Everything goes smoothly for about 5 minutes until the weeds in the middle of the river make it almost impossible to discern what's river and what are blind leads that go to no where. Couple of minor mis-directions, but I am going in the right direction. When I finally think I've got it all licked, I run out of water. Hard aground. I shine my headlight around to see what's about. Two beady eyes light up in the reeds then scamper away. I figure raccoon. Then I hear a coyote bay not to far away. Now I'm thinking I may have some more serious issues. Then some bird starts making wacky noises in the reeds on the other side of the river. I'm feeling like Jim in one of those Mutual of Omaha Wild Kingdom shows. You know- the guy that was always down with the wild animals while Marlon Perkins rode safely above in the helicopter. Great! News headline: "Man found eaten in beached kayak- investigation into why he thought it was a good idea to paddle up a river he doesn't know in the dark to follow."

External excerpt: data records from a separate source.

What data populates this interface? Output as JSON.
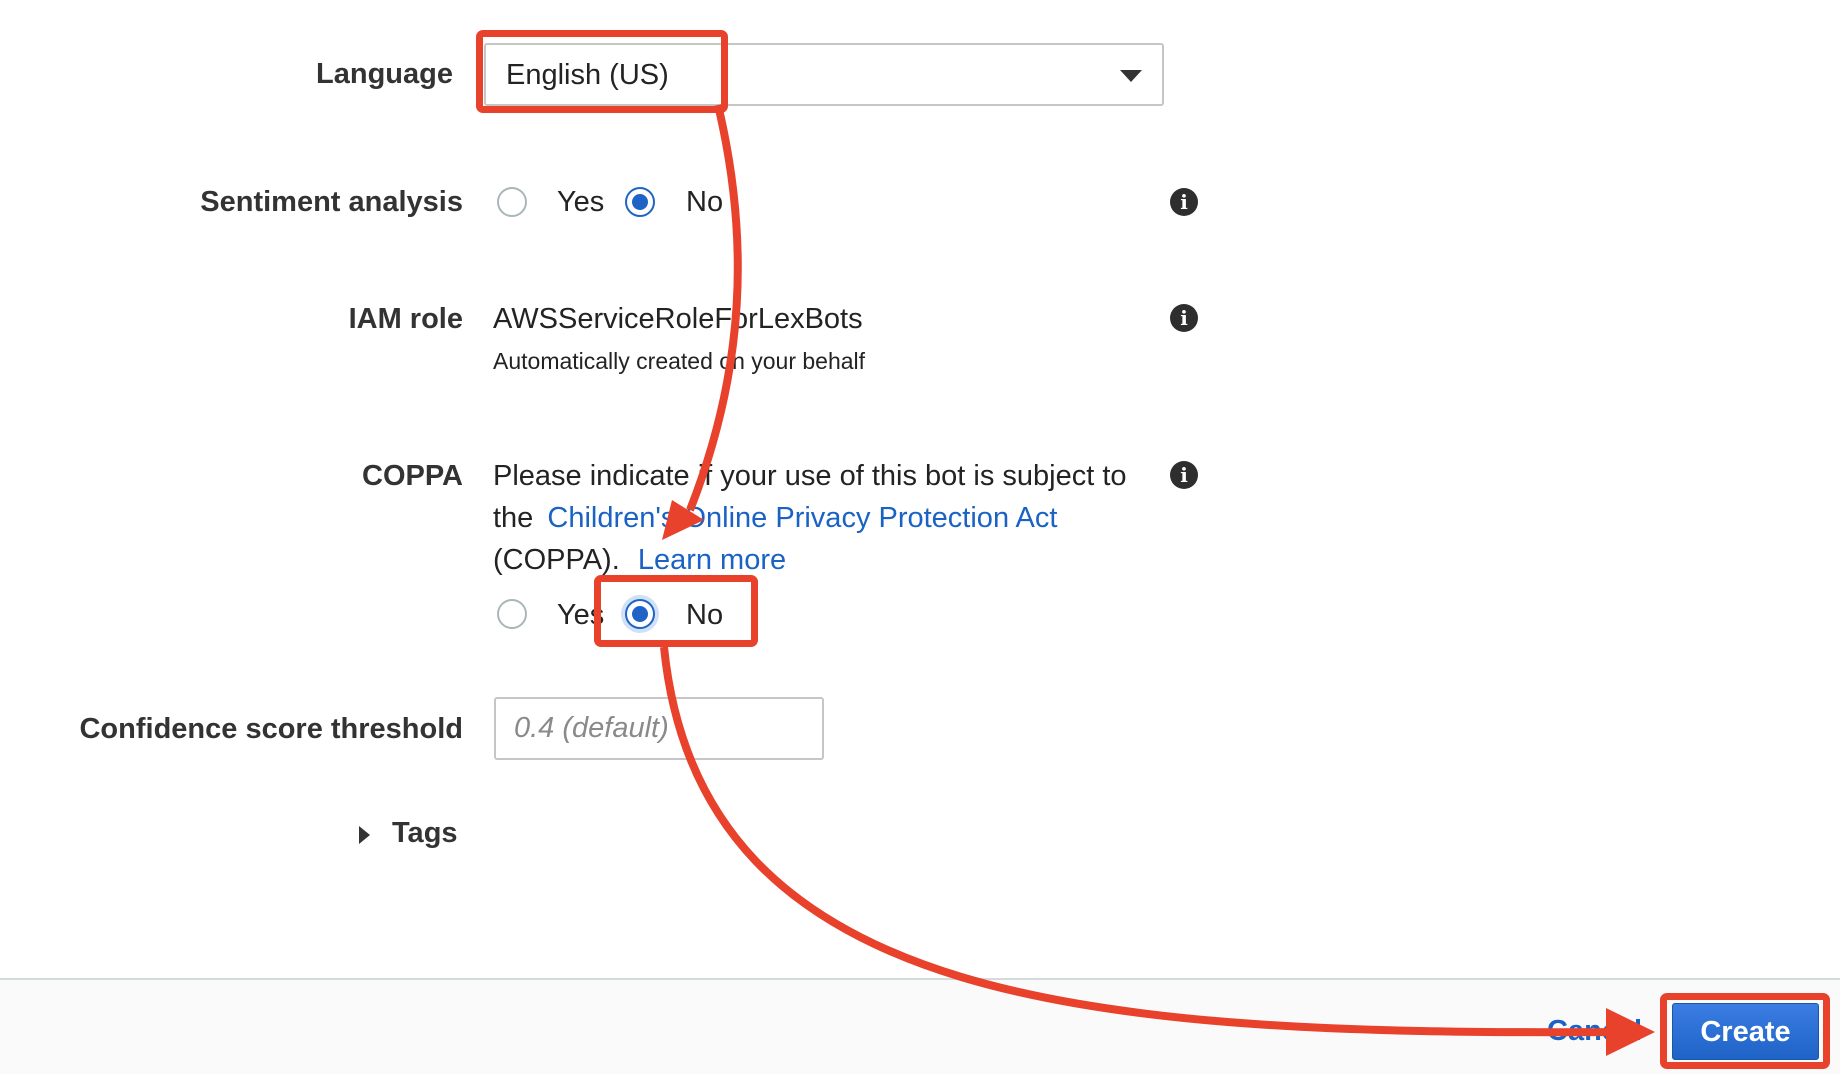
{
  "language": {
    "label": "Language",
    "selected": "English (US)"
  },
  "sentiment": {
    "label": "Sentiment analysis",
    "yes": "Yes",
    "no": "No",
    "selected": "No"
  },
  "iam": {
    "label": "IAM role",
    "value": "AWSServiceRoleForLexBots",
    "sub": "Automatically created on your behalf"
  },
  "coppa": {
    "label": "COPPA",
    "text1": "Please indicate if your use of this bot is subject to",
    "text2_prefix": "the",
    "link": "Children's Online Privacy Protection Act",
    "text3": "(COPPA).",
    "learn_more": "Learn more",
    "yes": "Yes",
    "no": "No",
    "selected": "No"
  },
  "confidence": {
    "label": "Confidence score threshold",
    "placeholder": "0.4 (default)"
  },
  "tags": {
    "label": "Tags"
  },
  "footer": {
    "cancel": "Cancel",
    "create": "Create"
  },
  "colors": {
    "accent": "#1f63c7",
    "annotation": "#e8412c",
    "link": "#1a63c4"
  },
  "icons": [
    "caret-down-icon",
    "info-icon",
    "caret-right-icon",
    "arrow-annotation"
  ]
}
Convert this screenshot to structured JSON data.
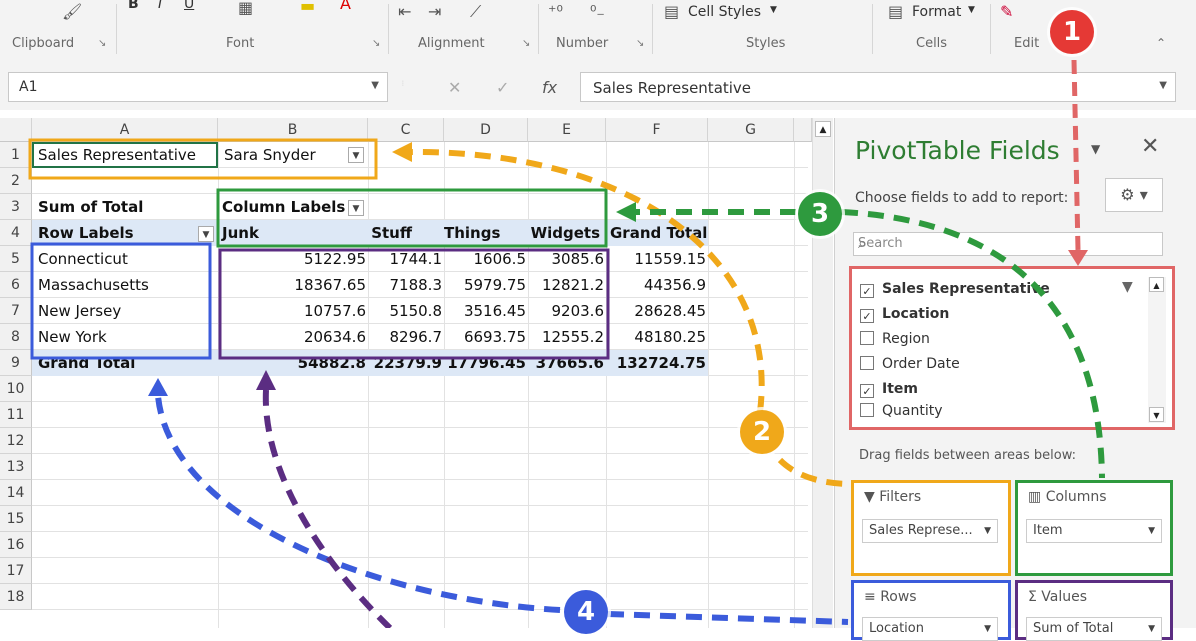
{
  "ribbon": {
    "groups": [
      "Clipboard",
      "Font",
      "Alignment",
      "Number",
      "Styles",
      "Cells",
      "Edit"
    ],
    "cell_styles_label": "Cell Styles",
    "format_label": "Format",
    "font_buttons": [
      "B",
      "I",
      "U"
    ]
  },
  "formula_bar": {
    "name_box": "A1",
    "formula": "Sales Representative",
    "fx": "fx",
    "cancel": "✕",
    "enter": "✓"
  },
  "grid": {
    "columns": [
      "A",
      "B",
      "C",
      "D",
      "E",
      "F",
      "G"
    ],
    "rows": [
      "1",
      "2",
      "3",
      "4",
      "5",
      "6",
      "7",
      "8",
      "9",
      "10",
      "11",
      "12",
      "13",
      "14",
      "15",
      "16",
      "17",
      "18"
    ],
    "filter": {
      "label": "Sales Representative",
      "value": "Sara Snyder"
    },
    "sum_label": "Sum of Total",
    "column_labels": "Column Labels",
    "row_labels": "Row Labels",
    "headers": [
      "Junk",
      "Stuff",
      "Things",
      "Widgets",
      "Grand Total"
    ],
    "data_rows": [
      {
        "label": "Connecticut",
        "values": [
          "5122.95",
          "1744.1",
          "1606.5",
          "3085.6",
          "11559.15"
        ]
      },
      {
        "label": "Massachusetts",
        "values": [
          "18367.65",
          "7188.3",
          "5979.75",
          "12821.2",
          "44356.9"
        ]
      },
      {
        "label": "New Jersey",
        "values": [
          "10757.6",
          "5150.8",
          "3516.45",
          "9203.6",
          "28628.45"
        ]
      },
      {
        "label": "New York",
        "values": [
          "20634.6",
          "8296.7",
          "6693.75",
          "12555.2",
          "48180.25"
        ]
      }
    ],
    "grand_total": {
      "label": "Grand Total",
      "values": [
        "54882.8",
        "22379.9",
        "17796.45",
        "37665.6",
        "132724.75"
      ]
    }
  },
  "pane": {
    "title": "PivotTable Fields",
    "choose": "Choose fields to add to report:",
    "search_placeholder": "Search",
    "fields": [
      {
        "label": "Sales Representative",
        "checked": true
      },
      {
        "label": "Location",
        "checked": true
      },
      {
        "label": "Region",
        "checked": false
      },
      {
        "label": "Order Date",
        "checked": false
      },
      {
        "label": "Item",
        "checked": true
      },
      {
        "label": "Quantity",
        "checked": false
      }
    ],
    "drag_text": "Drag fields between areas below:",
    "areas": {
      "filters": {
        "title": "Filters",
        "item": "Sales Represe..."
      },
      "columns": {
        "title": "Columns",
        "item": "Item"
      },
      "rows": {
        "title": "Rows",
        "item": "Location"
      },
      "values": {
        "title": "Values",
        "item": "Sum of Total"
      }
    }
  },
  "callouts": [
    "1",
    "2",
    "3",
    "4"
  ],
  "colors": {
    "red": "#e06666",
    "orange": "#f0a81a",
    "green": "#2e9a3e",
    "blue": "#3b5bdb",
    "purple": "#5b2d82",
    "pane_title": "#2e7d32",
    "total_band": "#dde8f6"
  }
}
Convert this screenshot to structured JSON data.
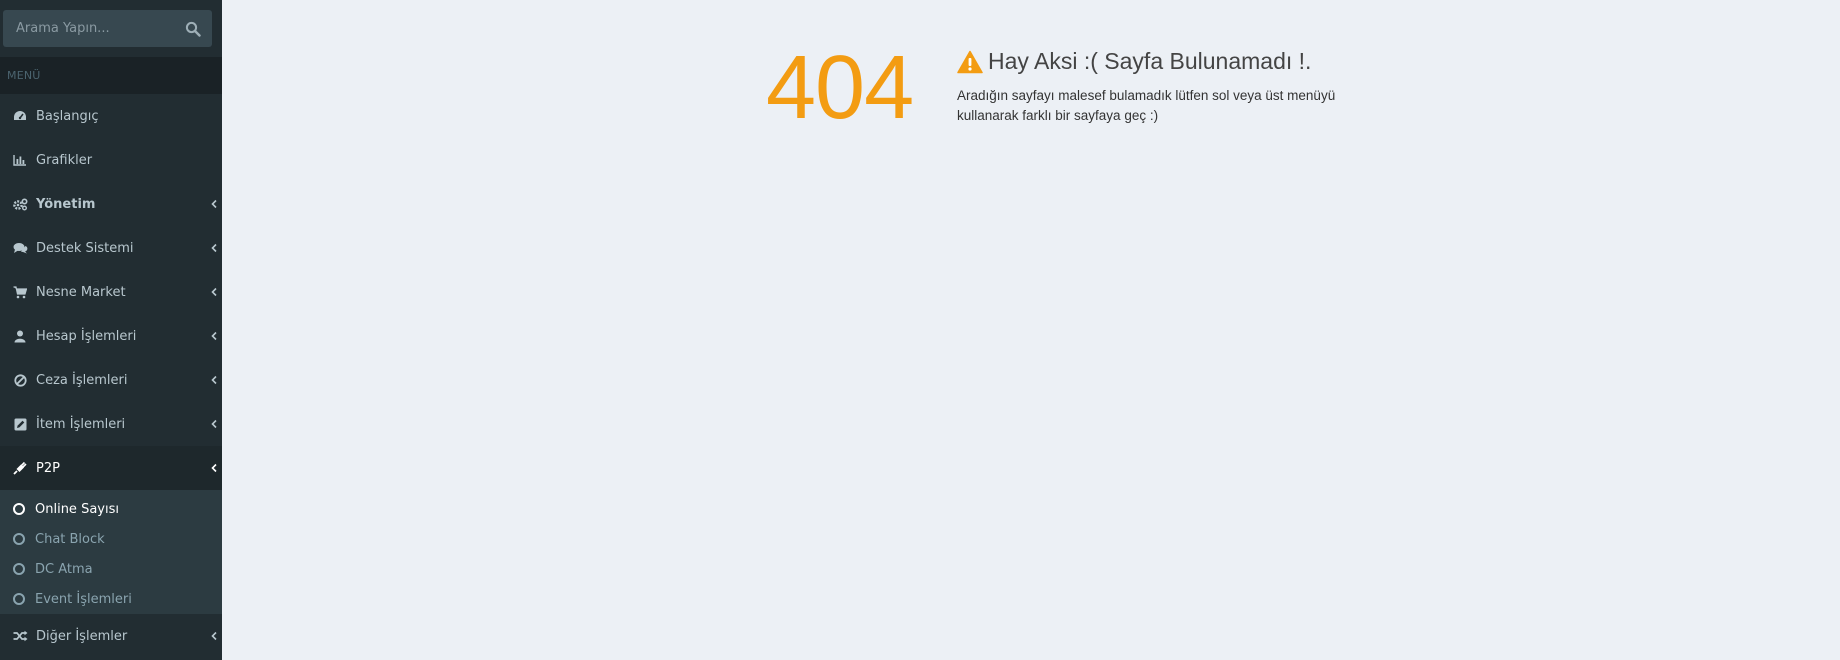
{
  "sidebar": {
    "search": {
      "placeholder": "Arama Yapın..."
    },
    "menu_header": "MENÜ",
    "items": [
      {
        "label": "Başlangıç",
        "icon": "dashboard-icon"
      },
      {
        "label": "Grafikler",
        "icon": "bar-chart-icon"
      },
      {
        "label": "Yönetim",
        "icon": "gears-icon"
      },
      {
        "label": "Destek Sistemi",
        "icon": "comments-icon"
      },
      {
        "label": "Nesne Market",
        "icon": "shopping-cart-icon"
      },
      {
        "label": "Hesap İşlemleri",
        "icon": "user-icon"
      },
      {
        "label": "Ceza İşlemleri",
        "icon": "ban-icon"
      },
      {
        "label": "İtem İşlemleri",
        "icon": "edit-icon"
      },
      {
        "label": "P2P",
        "icon": "plug-icon"
      },
      {
        "label": "Diğer İşlemler",
        "icon": "random-icon"
      }
    ],
    "p2p_submenu": [
      {
        "label": "Online Sayısı"
      },
      {
        "label": "Chat Block"
      },
      {
        "label": "DC Atma"
      },
      {
        "label": "Event İşlemleri"
      }
    ]
  },
  "main": {
    "error_code": "404",
    "title": "Hay Aksi :( Sayfa Bulunamadı !.",
    "message": "Aradığın sayfayı malesef bulamadık lütfen sol veya üst menüyü kullanarak farklı bir sayfaya geç :)"
  },
  "colors": {
    "sidebar_bg": "#222d32",
    "accent": "#f39c12",
    "content_bg": "#ecf0f5"
  }
}
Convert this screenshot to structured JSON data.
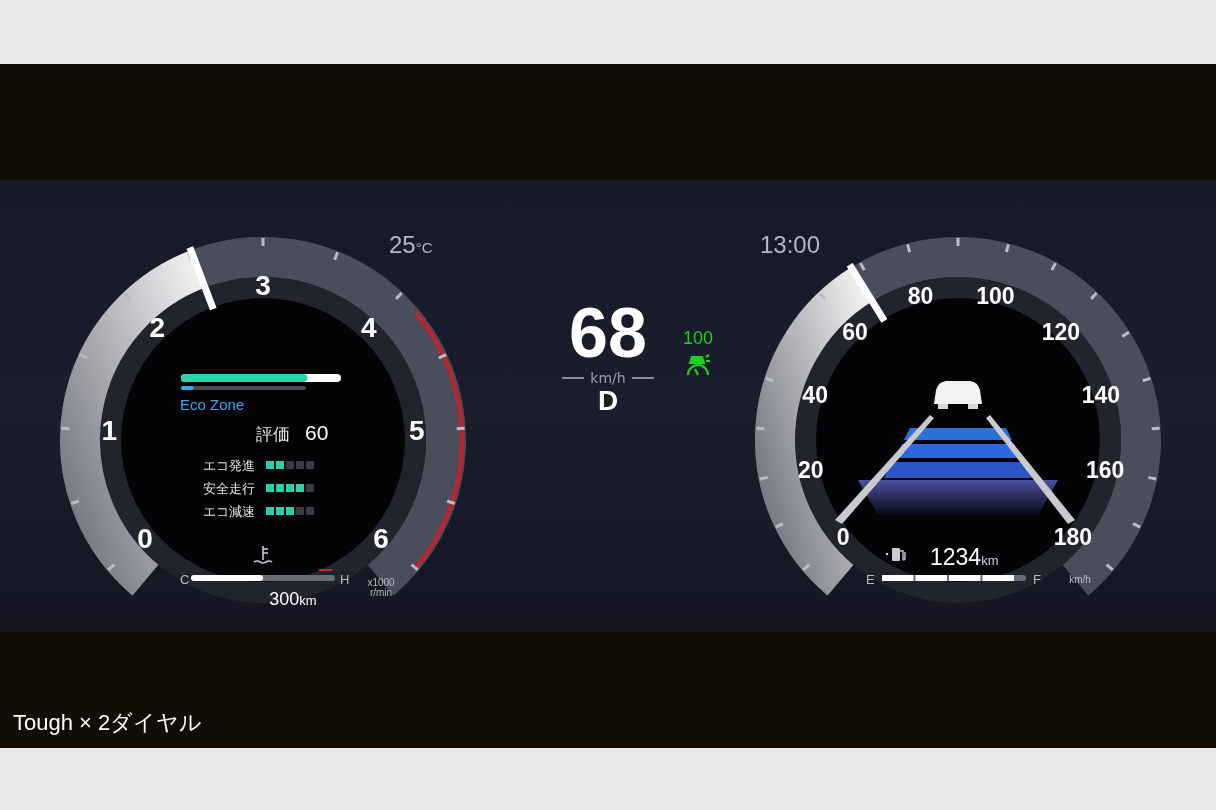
{
  "outside_temp": {
    "value": "25",
    "unit": "°C"
  },
  "clock": "13:00",
  "tachometer": {
    "labels": [
      "0",
      "1",
      "2",
      "3",
      "4",
      "5",
      "6"
    ],
    "unit_lines": [
      "x1000",
      "r/min"
    ]
  },
  "eco_bar": {
    "level": 0.79
  },
  "eco_zone_bar": {
    "label": "Eco Zone",
    "level": 0.1
  },
  "score": {
    "label": "評価",
    "value": "60"
  },
  "ratings": [
    {
      "label": "エコ発進",
      "level": 0.4
    },
    {
      "label": "安全走行",
      "level": 0.8
    },
    {
      "label": "エコ減速",
      "level": 0.6
    }
  ],
  "coolant": {
    "cold_label": "C",
    "hot_label": "H",
    "level": 0.5
  },
  "range": {
    "value": "300",
    "unit": "km"
  },
  "speed": {
    "value": "68",
    "unit": "km/h"
  },
  "gear": "D",
  "cruise": {
    "set_speed": "100",
    "active": true
  },
  "speedometer": {
    "labels": [
      "0",
      "20",
      "40",
      "60",
      "80",
      "100",
      "120",
      "140",
      "160",
      "180"
    ],
    "unit": "km/h"
  },
  "fuel": {
    "empty_label": "E",
    "full_label": "F",
    "level": 0.93,
    "range": "1234",
    "unit": "km"
  },
  "caption": "Tough × 2ダイヤル"
}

Anyway, although the current is flowing briskly against me, the tide is rising. While aground, I get out of the boat to get the batteries out of the rear hatch (I KNOW I have extra batteries in the rear compartment!). Without my weight in the boat, she now floats... and floats away from me! I have to grab the painter before the boat gets swept down stream into a particularly nasty stump sticking out of the water. Boat now in hand, GPS now functioning, I get back in and low and behold there's enough water to get over the shallow spot I was stuck on. I get over this skinny stretch and back into the "deep" water (in reality I'm poling, not paddling, since the water is so low I hit bottom on every stroke). GPS now shows me 100 feet from the goddamned pull out. It's 9:00. I'm tired. I'm dirty. I'm fed up. I'm aground once more. Dammit! Looking ahead there's a wall of rocks that won't go under for hours. I figure the only way I'm getting home is to walk it. So I get out of the boat (which will now float) and tow her in. The boat will just fit through a channel between two of the bog rocks in my way. Unfortunately, I don't notice that the current has spun the boat into one of these big rocks, so she has a nice long, deep scratch up her side. The side I spent 4 weeks finishing with spar varnish to a mirror like, cabinet grade finish. Ugh! Finally, I win the landing and celebrate my efforts with a big gulp of cold coffee from my to-go cup that unbeknownst to me has some peculiar weedy thing stuck in the mouthpiece. Yuk! What an altogether fitting end to an ill-conceived adventure.

Jim Fitzgerald